THE COMMUNION OF THE LORD’S TABLE
"The cup of blessing which we bless, is it not the communion of the blood of Christ? The bread which we break, is it not the communion of the body of Christ? I Corinthians 10:16.
IT IS A SUPERNAL COMMUNION
Supernal: "being or coming from on high". The very concept of the "Lord’s Supper" is from on high. It is not the product of man’s design. In this sense it can appropriately be called "holy communion".
Consider Paul’s statement: "For I received from the Lord that which I also delivered to you: that the Lord Jesus on the same night in which He was betrayed took bread…" I Corinthians 11:23.
It is a time to commune with God, to reflect on His great love for us that caused Him to give His only begotten Son as a sacrifice for our sins.

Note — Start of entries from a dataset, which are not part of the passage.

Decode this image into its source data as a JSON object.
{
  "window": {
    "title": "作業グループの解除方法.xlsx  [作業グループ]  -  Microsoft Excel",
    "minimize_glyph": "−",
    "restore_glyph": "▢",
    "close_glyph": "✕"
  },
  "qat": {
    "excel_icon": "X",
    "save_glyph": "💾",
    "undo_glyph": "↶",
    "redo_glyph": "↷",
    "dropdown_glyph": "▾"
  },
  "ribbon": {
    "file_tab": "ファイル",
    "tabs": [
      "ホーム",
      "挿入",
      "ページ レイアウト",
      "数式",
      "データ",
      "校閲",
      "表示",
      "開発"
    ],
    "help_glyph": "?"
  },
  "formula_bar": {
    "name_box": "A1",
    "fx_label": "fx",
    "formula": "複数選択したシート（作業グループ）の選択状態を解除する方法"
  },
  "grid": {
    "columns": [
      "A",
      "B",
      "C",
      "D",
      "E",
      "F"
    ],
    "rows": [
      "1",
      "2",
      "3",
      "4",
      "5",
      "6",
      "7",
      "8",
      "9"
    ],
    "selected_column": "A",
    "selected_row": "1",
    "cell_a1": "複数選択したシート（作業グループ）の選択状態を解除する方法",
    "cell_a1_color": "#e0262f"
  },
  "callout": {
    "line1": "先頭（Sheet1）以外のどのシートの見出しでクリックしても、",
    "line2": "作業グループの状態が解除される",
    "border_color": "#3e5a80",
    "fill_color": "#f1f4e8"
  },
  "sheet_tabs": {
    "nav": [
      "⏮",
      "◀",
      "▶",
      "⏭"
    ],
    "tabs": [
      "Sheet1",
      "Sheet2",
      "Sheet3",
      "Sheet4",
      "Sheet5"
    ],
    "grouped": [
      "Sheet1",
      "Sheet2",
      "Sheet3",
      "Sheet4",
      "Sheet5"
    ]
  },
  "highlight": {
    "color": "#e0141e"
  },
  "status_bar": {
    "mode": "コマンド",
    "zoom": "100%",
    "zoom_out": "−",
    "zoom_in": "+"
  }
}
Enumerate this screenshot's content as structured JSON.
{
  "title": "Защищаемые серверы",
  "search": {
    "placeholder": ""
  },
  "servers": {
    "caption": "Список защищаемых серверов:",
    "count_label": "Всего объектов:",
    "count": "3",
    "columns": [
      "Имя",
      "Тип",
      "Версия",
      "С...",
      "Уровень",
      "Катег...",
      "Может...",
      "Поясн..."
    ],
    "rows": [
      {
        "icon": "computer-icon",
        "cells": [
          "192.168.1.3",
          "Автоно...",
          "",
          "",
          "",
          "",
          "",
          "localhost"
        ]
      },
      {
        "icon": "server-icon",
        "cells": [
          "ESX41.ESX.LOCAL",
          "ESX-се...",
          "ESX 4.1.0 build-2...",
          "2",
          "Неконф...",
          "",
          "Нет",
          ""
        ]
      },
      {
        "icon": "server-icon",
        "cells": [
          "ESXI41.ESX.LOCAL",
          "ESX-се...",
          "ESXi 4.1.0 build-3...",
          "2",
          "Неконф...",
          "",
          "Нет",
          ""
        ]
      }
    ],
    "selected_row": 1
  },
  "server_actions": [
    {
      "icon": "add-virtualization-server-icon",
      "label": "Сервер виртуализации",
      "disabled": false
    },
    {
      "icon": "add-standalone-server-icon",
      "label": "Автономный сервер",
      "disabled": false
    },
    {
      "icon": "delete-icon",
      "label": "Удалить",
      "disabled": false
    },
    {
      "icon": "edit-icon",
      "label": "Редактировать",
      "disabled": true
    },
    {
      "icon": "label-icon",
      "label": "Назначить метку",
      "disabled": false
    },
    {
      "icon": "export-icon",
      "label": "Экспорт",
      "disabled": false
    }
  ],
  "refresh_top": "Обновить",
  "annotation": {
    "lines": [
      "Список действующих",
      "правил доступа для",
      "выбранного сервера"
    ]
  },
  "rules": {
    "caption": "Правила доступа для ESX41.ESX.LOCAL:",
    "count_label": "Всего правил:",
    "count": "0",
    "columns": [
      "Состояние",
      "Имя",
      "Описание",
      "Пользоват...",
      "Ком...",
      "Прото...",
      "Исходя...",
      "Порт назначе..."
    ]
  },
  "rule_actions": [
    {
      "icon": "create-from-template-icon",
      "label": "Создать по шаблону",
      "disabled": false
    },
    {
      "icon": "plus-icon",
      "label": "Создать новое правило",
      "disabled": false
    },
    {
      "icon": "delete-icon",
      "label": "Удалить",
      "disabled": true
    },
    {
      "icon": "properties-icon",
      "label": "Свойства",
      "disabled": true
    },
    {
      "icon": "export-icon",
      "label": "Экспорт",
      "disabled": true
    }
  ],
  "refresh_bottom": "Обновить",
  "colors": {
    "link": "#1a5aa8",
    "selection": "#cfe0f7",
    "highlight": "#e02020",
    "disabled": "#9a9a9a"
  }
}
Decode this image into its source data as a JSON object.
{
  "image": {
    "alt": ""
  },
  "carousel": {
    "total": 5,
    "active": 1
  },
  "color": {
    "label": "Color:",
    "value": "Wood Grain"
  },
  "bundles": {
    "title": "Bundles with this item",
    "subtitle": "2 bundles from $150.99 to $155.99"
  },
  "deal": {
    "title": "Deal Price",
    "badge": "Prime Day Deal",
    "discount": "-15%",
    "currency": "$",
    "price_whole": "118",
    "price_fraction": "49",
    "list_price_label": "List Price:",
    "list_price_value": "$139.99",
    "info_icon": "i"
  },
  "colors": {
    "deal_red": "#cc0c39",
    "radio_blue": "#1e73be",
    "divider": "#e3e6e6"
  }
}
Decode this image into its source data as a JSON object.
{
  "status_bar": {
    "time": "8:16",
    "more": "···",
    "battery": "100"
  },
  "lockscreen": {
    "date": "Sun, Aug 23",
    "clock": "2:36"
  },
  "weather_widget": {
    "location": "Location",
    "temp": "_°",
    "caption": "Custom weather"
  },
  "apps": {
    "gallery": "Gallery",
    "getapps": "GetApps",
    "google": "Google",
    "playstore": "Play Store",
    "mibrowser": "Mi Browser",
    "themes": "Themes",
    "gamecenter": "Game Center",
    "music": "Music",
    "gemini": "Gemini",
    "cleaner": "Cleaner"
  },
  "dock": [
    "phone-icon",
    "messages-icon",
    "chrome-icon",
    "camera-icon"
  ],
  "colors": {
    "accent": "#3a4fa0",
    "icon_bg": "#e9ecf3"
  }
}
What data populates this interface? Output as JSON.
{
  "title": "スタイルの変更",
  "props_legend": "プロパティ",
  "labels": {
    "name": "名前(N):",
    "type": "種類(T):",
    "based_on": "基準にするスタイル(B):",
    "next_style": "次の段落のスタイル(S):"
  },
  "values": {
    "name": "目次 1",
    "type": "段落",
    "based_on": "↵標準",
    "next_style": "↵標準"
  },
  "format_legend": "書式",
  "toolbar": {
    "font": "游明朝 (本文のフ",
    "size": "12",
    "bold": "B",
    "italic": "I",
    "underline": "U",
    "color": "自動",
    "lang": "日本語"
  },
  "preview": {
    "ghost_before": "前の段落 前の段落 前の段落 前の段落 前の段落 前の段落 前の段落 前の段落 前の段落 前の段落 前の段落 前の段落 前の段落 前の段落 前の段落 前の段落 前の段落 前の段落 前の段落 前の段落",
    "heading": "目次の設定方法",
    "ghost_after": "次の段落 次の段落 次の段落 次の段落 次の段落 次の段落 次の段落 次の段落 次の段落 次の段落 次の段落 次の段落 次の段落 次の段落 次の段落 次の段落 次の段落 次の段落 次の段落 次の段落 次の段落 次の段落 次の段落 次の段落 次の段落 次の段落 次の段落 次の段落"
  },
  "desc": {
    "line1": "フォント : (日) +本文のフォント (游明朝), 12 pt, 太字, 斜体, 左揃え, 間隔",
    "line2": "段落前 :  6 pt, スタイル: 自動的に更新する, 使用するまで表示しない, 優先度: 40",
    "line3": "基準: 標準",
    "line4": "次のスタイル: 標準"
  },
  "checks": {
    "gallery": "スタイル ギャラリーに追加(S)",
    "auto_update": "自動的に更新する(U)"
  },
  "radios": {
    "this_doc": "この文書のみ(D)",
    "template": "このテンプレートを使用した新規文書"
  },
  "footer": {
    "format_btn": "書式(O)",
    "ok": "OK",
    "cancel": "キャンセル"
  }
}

IT IS AN INTERNAL COMMUNION
It is a time to commune with ourselves, indeed to examine ourselves.
"But let a man examine himself, and so let him eat of the bread and drink of the cup. For he who eats and drinks in an unworthy manner, eats and drinks judgment to himself, not discerning the Lord’s body." I Corinthians 11:28-29.
IT IS AN EXTERNAL COMMUNION
It is a time to be mindful that we are "not an island unto ourselves". As children of God we are a living part of the Body of Christ. Our lives touch others as the lives of others touch us.
Our lives touch others in the fellowship of the church:
"For we, though many, are one bread and one body; for we all partake of that one bread." I Corinthians 10:17.
Our lives touch others as we witness to the world:
"For as often as you eat this bread and drink this cup, you proclaim the Lord’s death till He comes." I Corinthians 11:26.
IT IS AN ETERNAL COMMUNION
Everything about "The Lord’s Supper" has eternal significance.
"The bread" symbolizes the sinless body of Christ. “For we do not have a High Priest who cannot sympathize with our weaknesses, but was in all points tempted as we are, yet without sin..” Hebrews 4:15.
"The cup" symbolizes the atoning blood of our Lord Jesus. The Apostle Peter wrote: “Knowing that you were not redeemed with corruptible things, like silver or gold, but with the precious blood of Christ, as of a lamb without blemish and without spot.” I Peter 1:18-19.
We see the eternal significance of "The Lord’s Supper" in the promise Jesus gave to His disciples: “But I say to you, I will not drink of this fruit of the vine from now on until that day when I drink it new with you in My Father’s kingdom.” Matthew 26:29.